ASSIGNMENT: Copy each line below in which the word "amount" occurs.

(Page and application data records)
..............................

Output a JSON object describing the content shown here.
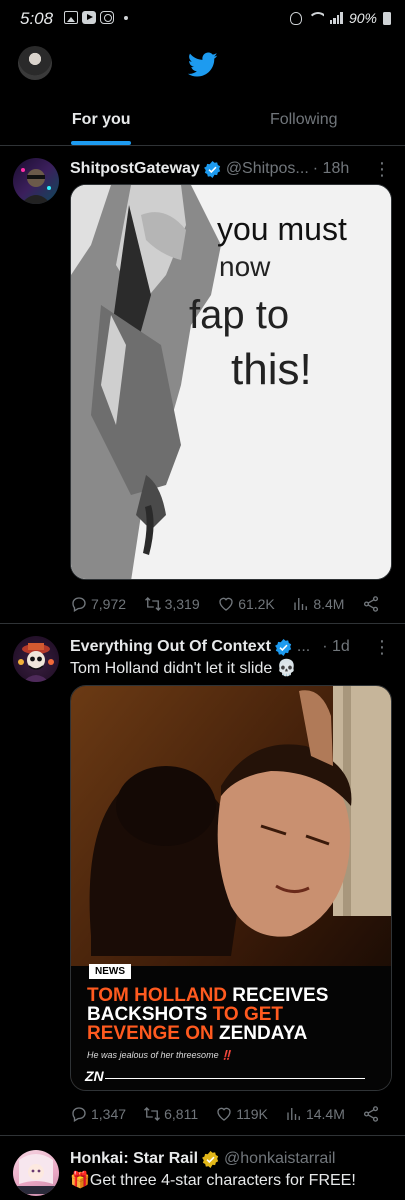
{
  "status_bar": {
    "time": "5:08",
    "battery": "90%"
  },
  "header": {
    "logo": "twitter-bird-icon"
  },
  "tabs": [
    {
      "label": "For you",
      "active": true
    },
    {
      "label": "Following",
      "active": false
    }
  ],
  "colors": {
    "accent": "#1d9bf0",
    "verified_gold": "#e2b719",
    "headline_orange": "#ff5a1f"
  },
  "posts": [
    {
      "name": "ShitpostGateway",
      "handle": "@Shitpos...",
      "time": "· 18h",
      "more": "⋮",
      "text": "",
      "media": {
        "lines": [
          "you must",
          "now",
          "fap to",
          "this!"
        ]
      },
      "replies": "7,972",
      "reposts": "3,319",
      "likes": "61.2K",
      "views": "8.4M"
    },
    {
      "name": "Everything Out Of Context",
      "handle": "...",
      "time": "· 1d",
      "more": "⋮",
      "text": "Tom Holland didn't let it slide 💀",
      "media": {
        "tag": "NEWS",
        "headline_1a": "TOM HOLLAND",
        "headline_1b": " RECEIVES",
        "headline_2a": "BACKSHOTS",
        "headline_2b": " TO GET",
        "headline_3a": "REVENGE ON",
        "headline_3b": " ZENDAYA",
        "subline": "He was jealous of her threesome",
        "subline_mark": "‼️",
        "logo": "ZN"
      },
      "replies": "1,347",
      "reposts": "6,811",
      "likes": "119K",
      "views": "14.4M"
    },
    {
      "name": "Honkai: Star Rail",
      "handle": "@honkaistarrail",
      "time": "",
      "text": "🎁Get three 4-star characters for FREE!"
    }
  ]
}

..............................

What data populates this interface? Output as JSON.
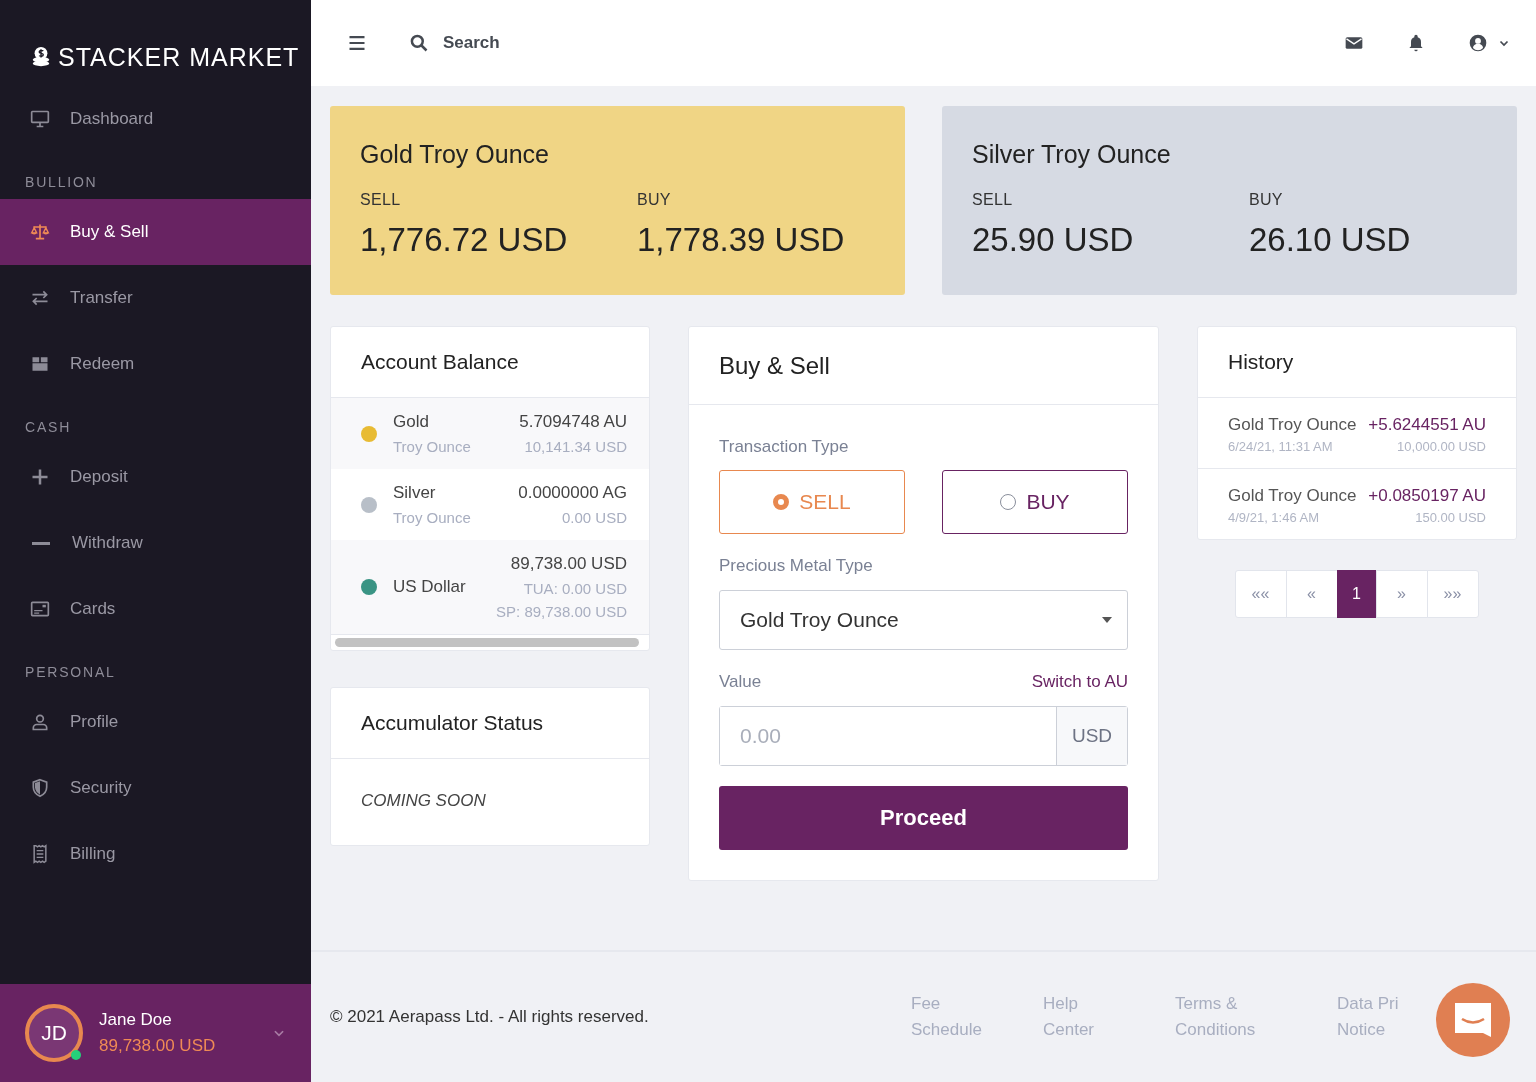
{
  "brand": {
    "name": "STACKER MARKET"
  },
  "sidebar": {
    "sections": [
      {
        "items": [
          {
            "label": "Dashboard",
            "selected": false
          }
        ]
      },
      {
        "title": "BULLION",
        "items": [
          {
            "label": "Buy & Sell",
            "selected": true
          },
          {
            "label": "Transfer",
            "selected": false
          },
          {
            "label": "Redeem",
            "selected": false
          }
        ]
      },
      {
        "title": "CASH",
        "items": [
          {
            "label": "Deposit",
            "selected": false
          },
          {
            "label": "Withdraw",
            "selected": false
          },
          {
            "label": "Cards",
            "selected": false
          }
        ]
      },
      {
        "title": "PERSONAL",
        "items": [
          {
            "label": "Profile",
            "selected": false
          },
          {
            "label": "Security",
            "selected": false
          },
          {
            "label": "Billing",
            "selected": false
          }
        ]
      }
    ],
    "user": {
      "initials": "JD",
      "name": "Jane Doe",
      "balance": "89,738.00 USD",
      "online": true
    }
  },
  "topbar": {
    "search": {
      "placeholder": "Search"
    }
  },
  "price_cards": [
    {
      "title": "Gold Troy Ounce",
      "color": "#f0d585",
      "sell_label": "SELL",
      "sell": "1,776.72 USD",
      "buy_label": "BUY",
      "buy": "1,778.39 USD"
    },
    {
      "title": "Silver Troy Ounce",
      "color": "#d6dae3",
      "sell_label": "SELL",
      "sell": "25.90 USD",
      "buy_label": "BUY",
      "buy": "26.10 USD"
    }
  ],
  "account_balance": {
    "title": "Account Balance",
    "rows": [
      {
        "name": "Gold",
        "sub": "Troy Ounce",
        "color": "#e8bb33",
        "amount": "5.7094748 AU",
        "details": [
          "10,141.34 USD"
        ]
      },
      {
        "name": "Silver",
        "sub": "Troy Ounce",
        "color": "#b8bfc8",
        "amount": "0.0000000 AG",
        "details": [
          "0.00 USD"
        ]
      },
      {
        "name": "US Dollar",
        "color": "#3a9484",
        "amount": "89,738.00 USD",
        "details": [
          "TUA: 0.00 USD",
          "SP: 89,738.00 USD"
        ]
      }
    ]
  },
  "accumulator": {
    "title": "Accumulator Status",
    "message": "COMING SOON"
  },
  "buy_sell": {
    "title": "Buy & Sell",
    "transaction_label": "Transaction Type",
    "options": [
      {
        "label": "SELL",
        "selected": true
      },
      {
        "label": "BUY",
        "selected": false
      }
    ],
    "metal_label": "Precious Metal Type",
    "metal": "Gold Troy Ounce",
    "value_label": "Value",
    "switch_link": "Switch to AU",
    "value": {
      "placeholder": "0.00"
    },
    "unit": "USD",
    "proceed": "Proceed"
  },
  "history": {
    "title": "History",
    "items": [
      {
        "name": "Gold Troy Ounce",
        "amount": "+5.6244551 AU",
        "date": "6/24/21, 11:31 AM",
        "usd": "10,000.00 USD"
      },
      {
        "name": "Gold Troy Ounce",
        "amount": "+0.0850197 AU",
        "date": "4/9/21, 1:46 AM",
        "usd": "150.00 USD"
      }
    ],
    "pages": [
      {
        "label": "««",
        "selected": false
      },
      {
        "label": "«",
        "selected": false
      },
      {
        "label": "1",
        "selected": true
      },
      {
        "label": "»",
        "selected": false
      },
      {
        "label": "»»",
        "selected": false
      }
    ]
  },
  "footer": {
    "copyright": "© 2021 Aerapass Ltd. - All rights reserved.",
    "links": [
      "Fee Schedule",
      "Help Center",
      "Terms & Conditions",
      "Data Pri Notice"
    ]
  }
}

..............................

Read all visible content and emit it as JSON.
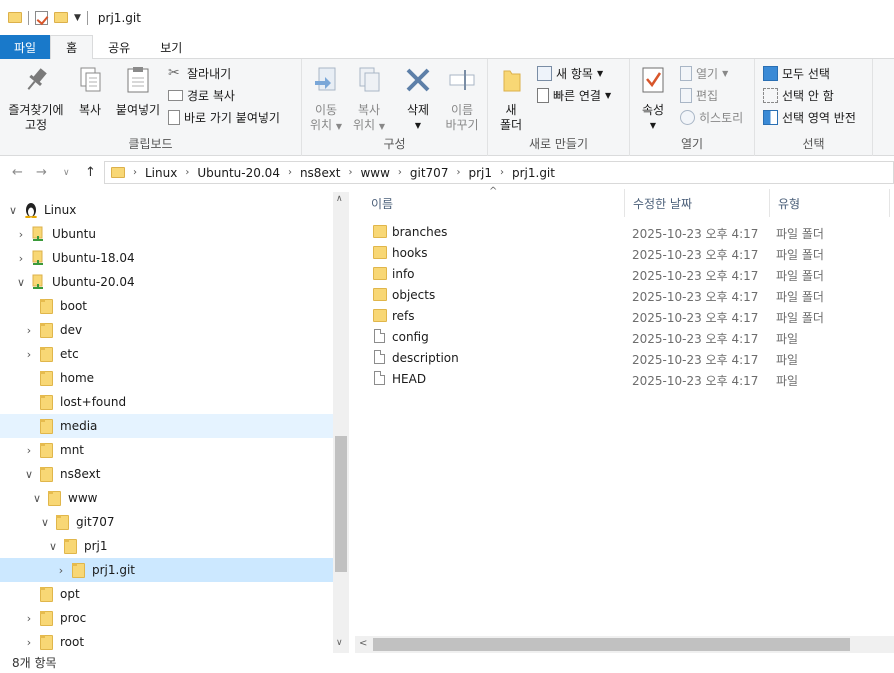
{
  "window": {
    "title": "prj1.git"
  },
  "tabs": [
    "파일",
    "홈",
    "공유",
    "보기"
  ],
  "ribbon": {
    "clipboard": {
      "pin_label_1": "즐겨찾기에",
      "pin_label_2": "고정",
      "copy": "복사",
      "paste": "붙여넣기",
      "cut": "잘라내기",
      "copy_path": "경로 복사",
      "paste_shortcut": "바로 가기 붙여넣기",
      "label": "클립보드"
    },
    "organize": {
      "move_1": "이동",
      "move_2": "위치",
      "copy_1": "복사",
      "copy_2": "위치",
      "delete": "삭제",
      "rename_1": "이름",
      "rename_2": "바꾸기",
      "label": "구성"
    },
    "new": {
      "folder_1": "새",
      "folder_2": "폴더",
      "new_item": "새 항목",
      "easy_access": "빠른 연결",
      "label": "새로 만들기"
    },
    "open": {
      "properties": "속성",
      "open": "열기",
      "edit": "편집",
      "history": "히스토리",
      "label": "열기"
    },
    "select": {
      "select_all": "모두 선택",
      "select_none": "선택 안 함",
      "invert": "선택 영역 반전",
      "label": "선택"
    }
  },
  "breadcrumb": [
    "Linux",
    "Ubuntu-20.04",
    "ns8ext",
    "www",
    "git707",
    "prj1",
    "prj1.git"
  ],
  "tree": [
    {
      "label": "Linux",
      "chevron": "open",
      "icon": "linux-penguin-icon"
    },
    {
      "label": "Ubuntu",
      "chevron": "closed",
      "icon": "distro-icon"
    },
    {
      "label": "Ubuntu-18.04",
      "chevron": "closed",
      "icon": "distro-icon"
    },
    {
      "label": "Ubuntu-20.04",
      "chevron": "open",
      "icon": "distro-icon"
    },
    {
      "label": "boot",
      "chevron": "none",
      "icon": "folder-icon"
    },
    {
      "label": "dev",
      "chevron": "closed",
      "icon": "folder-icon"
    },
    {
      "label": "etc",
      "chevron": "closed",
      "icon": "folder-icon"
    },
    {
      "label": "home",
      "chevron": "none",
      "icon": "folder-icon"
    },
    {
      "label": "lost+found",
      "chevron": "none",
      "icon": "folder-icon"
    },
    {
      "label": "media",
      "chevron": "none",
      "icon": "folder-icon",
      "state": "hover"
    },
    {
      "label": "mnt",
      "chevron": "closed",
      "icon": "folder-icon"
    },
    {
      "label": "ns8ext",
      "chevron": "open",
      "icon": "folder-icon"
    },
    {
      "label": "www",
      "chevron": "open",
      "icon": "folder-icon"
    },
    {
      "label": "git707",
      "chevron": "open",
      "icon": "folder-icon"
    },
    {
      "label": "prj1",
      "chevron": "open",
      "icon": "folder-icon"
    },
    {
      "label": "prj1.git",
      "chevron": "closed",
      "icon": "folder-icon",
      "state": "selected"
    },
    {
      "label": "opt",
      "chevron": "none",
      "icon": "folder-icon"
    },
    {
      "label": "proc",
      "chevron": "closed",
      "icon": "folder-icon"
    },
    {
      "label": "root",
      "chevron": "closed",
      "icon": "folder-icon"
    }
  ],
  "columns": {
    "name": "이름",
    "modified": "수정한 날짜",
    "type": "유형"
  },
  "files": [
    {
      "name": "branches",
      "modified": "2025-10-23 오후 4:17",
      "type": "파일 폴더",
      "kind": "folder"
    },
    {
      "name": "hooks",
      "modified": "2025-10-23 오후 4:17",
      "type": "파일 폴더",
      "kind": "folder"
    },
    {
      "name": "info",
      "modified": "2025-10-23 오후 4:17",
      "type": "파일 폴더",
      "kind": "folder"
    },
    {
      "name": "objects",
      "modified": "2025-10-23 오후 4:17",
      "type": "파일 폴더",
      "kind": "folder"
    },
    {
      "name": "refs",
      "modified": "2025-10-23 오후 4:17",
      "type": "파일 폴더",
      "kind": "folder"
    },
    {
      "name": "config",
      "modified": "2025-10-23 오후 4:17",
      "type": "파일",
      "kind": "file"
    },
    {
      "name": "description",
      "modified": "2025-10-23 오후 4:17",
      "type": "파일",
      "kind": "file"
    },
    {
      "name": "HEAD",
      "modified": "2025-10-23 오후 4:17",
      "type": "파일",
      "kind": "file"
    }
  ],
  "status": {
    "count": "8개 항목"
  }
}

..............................

SOLUTION FOR THIS PROBLEM:
        "amount": "5.7094748 AU",
        "amount": "0.0000000 AG",
        "amount": "89,738.00 USD",
        "amount": "+5.6244551 AU",
        "amount": "+0.0850197 AU",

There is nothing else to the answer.